Island zoning rules need an overhaul
"Your zoning ordinance is not a strong enough document to protect what you want to protect," says planning consultant and architect Donald Powers. His observation of Jamestown planning practices was one of many offered at the recreation center on Monday night.
The Oct. 15 community planning meeting provided a chance for residents to hear feedback generated from the Jamestown Vision Charrette so far. The community planning project has already brought forth new insights for the town.
The coalition of experts, hired by the town to recommend design guidelines for development, shot holes in the town's zoning policies. "A conventional zoning ordinance reflects a time when there was more consensus of what development should be like," Powers noted.
Traditional ideas of zoning from a century ago did not anticipate the automobile, according to Powers. As development grew to accommodate drivers, land use became the focus of zoning laws, creating ordinances too blunt to respond well in a complex ecosystem. "We want to shepherd new development with consideration for preservation," Powers added.
Consultant and long-time summer resident Sandy Sorlien stepped in to explain a new planning code, SmartCode™, being implemented in many areas of the country and offering a response to sprawl development. She noted how architecture drives the style of a downtown area. The focus of development turns away from size and becomes an issue of scale.
Admittedly, the new ideas of form-based code, a focus of regulating building forms rather than addressing land use, is new.

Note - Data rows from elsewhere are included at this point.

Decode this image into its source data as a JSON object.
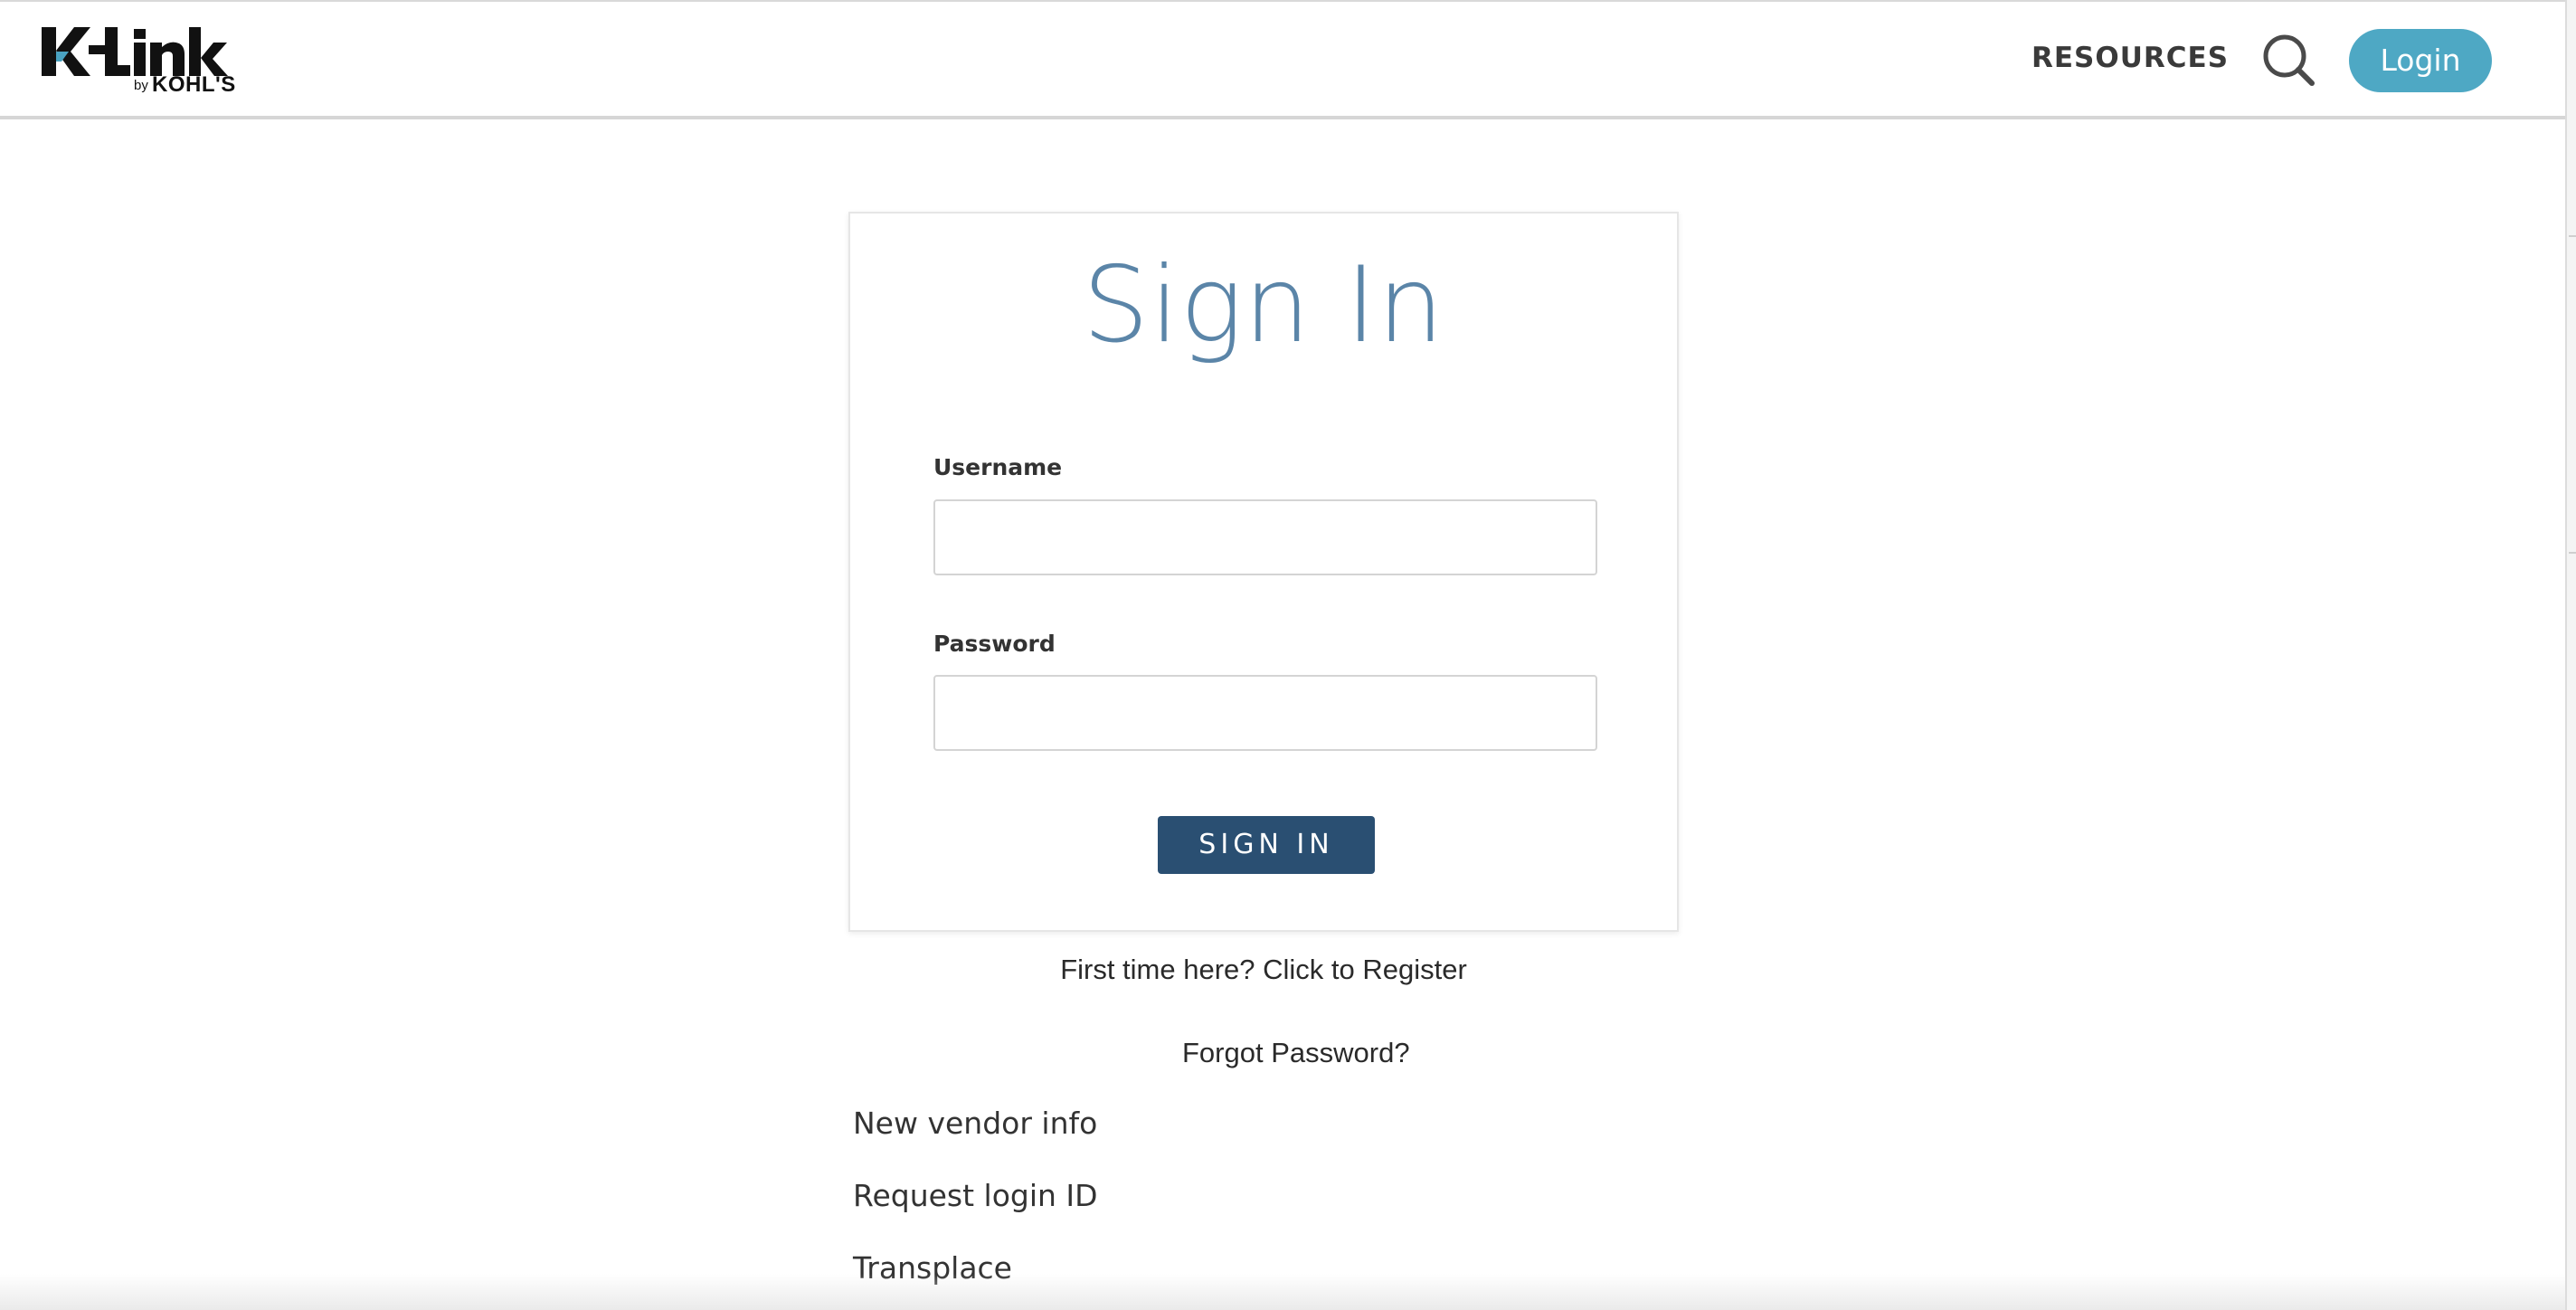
{
  "header": {
    "logo": {
      "main": "K-Link",
      "by": "by",
      "brand": "KOHL'S"
    },
    "nav": {
      "resources_label": "RESOURCES",
      "search_icon": "search-icon",
      "login_label": "Login"
    }
  },
  "signin_card": {
    "title": "Sign In",
    "username_label": "Username",
    "username_value": "",
    "password_label": "Password",
    "password_value": "",
    "submit_label": "SIGN IN"
  },
  "links": {
    "register": "First time here? Click to Register",
    "forgot_password": "Forgot Password?",
    "new_vendor_info": "New vendor info",
    "request_login_id": "Request login ID",
    "transplace": "Transplace"
  },
  "colors": {
    "login_button": "#4ea8c4",
    "title_text": "#5b85a8",
    "signin_button": "#2a4f72",
    "logo_accent": "#4aa3c2"
  }
}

In addition, many people feel burned by the zoning process currently in place. The team assured the audience their intention was not to sell a plan. They want to draw what works out of the participants, and instill the information into a set of rules for development.
The team agreed that island residents have a strong sense of conservation and care for preservation. "It's been said in many ways, don't screw our island up," Powers reported.
Preservation of open space has become closely linked with the focus of development, and towns are responding.
"We need more than the good intentions of the planning board to make sure this ATM doesn't get built," Powers said as he flashed a picture of a drive-through money machine on the big screen. He drove home the point that the town's zoning laws, as they stand, could conceivably allow for such an eyesore.
Powers pressed the idea that attention to layout, architecture and style can transform people's negative ideas about development. "Design has a place in easing your fears," he said. Affordable housing, for example, conjures up ugly development in the minds of many. He flashed some examples of affordable housing that fit into local architectural style. Because sewer and water are available downtown, most of the state-mandated affordable housing development will be located there.
Some worries that have emerged from opinions collected about town include traffic flow, parking, and strains on natural resources. "Sustainability is important here. You want to make sure development does no harm," Powers commented. Outright fears of the loss of affordability or loss of diversity also emerged. "We are going to make a strong effort to allay those fears," he said.
A voice that cried for no more development has been frequently heard about town as well. Powers noted that, unless property laws were changed or the land trust buys up downtown property, "Narragansett Avenue will be developed."
Kevin Flynn, director of Statewide Planning, stood up to praise Jamestown for the charrette process. Flynn announced that Jamestown would be granted $10,000 from the Planning Challenge grant program that supports regional transportation and land use planning and implementation strategies. He noted that Jamestown was a pioneer in new ways of approaching development, and that the town would set an example by which other communities may learn.
For those who have not yet learned about the downtown charrette, or would like to chart the progress of the project, go online to www.jamestownvision.org, or stroll through the town hall this week to see the designers in action. The planning team would also like to encourage everyone to join them in a closing presentation on Friday night at the recreation center.